One expendable character is incinerated by a letter bomb and three others are mowed down in a gun battle before the credits of the aptly named "Firepower," now at area theaters. Director Michael Winner sustains this downbeat of mayhem with remarkable consistency, so that it's a rare stretch in "Firepower" when someone isn't getting roasted or ventilated.
Audiences in the Mood for action-packed junk are not cheated by "Firepower." If it's gratuitous, it's also energetic, an animated example of yahoo wish fulfillment. The formula is "Mission: Impossible," and the disreputable hero figure embodied by James Coburn also derives from an action staple of the '60s - the Derek Fint character played by Coburn in three movies. Derek Flint, in turn, was inspired by the success of the James Bond series.

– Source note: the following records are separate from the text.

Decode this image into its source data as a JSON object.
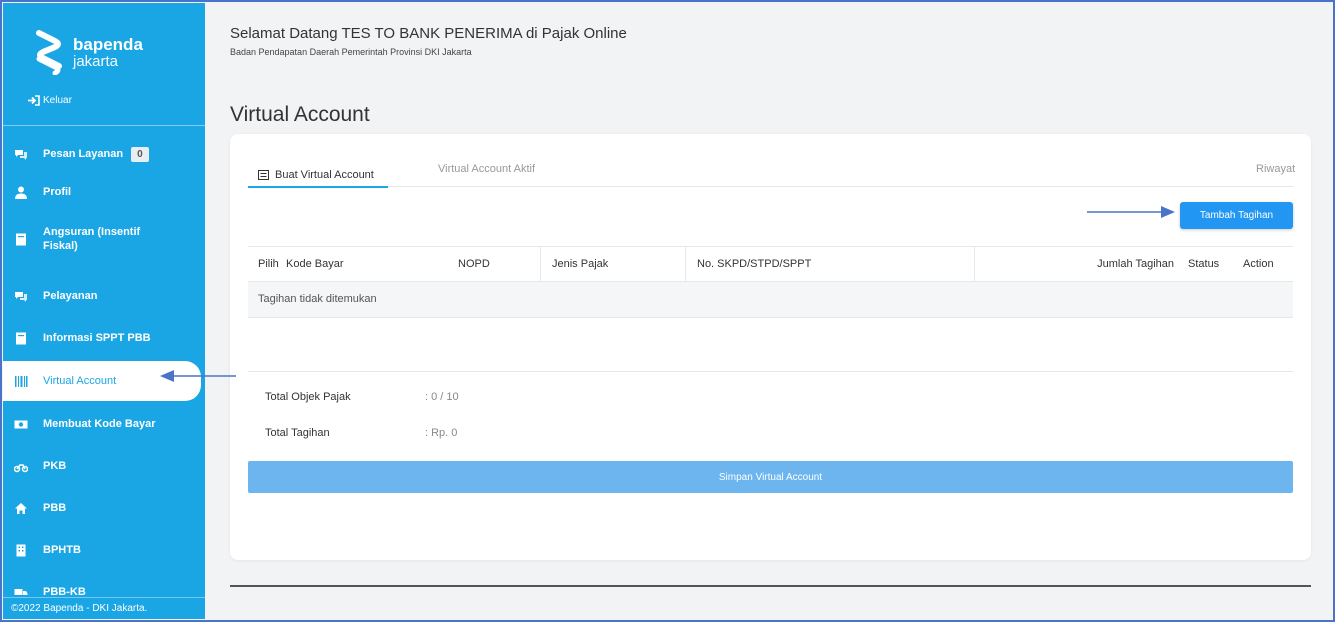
{
  "sidebar": {
    "brand_name": "bapenda",
    "brand_region": "jakarta",
    "logout_label": "Keluar",
    "items": [
      {
        "label": "Pesan Layanan",
        "icon": "chat-icon",
        "badge": "0"
      },
      {
        "label": "Profil",
        "icon": "user-icon"
      },
      {
        "label": "Angsuran (Insentif Fiskal)",
        "icon": "book-icon"
      },
      {
        "label": "Pelayanan",
        "icon": "chat-icon"
      },
      {
        "label": "Informasi SPPT PBB",
        "icon": "book-icon"
      },
      {
        "label": "Virtual Account",
        "icon": "barcode-icon",
        "active": true
      },
      {
        "label": "Membuat Kode Bayar",
        "icon": "money-icon"
      },
      {
        "label": "PKB",
        "icon": "motorcycle-icon"
      },
      {
        "label": "PBB",
        "icon": "home-icon"
      },
      {
        "label": "BPHTB",
        "icon": "building-icon"
      },
      {
        "label": "PBB-KB",
        "icon": "truck-icon"
      }
    ],
    "footer": "©2022 Bapenda - DKI Jakarta."
  },
  "header": {
    "welcome": "Selamat Datang TES TO BANK PENERIMA di Pajak Online",
    "subtitle": "Badan Pendapatan Daerah Pemerintah Provinsi DKI Jakarta"
  },
  "page": {
    "title": "Virtual Account",
    "tabs": [
      {
        "label": "Buat Virtual Account",
        "active": true
      },
      {
        "label": "Virtual Account Aktif"
      },
      {
        "label": "Riwayat"
      }
    ],
    "add_button": "Tambah Tagihan",
    "table": {
      "headers": [
        "Pilih",
        "Kode Bayar",
        "NOPD",
        "Jenis Pajak",
        "No. SKPD/STPD/SPPT",
        "Jumlah Tagihan",
        "Status",
        "Action"
      ],
      "empty_message": "Tagihan tidak ditemukan"
    },
    "summary": {
      "objek_label": "Total Objek Pajak",
      "objek_value": ": 0 / 10",
      "tagihan_label": "Total Tagihan",
      "tagihan_value": ": Rp. 0"
    },
    "save_button": "Simpan Virtual Account"
  },
  "colors": {
    "sidebar": "#1aa6e4",
    "primary_button": "#2196f3",
    "save_button": "#6cb5ee",
    "annotation_arrow": "#4a74c9"
  }
}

The Flint type now has evolved into a former bounty hunter and Mafia hit man named Jerry Fanon, who is induced to come out of retirement (where Sherlock Holmes turned to beekeeping, Fanon has turned to botany) to aid an old mobster friend, Eli Wallach, compelled to act as a go-between by the Justice Department.
The Feds want to arrange the abduction of a nefarious financier called Stegner who has taken refuge from several warrnats at a well-guarded private estate on a Caribbean island. If Wallace arranges the deal, his own felonies will be forgiven, and since Coburn owes Wallach an old debt . . .
Coburn engages O.J. Simpson, a cheerful safecracker, as his invaluable sidekick for Mission Stegner. Coburn also plays Fanon's double, a decoy named Eddie who comes in handy whenever Fanon needs to be in two places at the same time. Sophia Loren co-stars as the ambiguous heroine: the widow of the letter bomb victim, her true allegiance remains in doubt right up to the fade-out.
Although Coburn and Simpson are shown disabling enemies with tranquilizing darts, they are differentiated from the bad guys mainly by superior technical proficiency. It's not that they're more decent, God forbid: they're simply more expert at commando operations.
The caribbean locales and Gato Barbieri score contribute rather more attractive forms of distraction, and amusing familiar faces keep popping up: Jake La Motta as Coburn's butler, Billy Barty as a Caribbean casino owner and finally Victor Mature, beaming but almost unmanned by a ludicrous coiffure, in a last-minute throwaway walk-on. As worthless movies go, "Firepower" recommends itself by rarely letting up. CAPTION: Picture, Sophia Loren and James Coburn in "Firepower"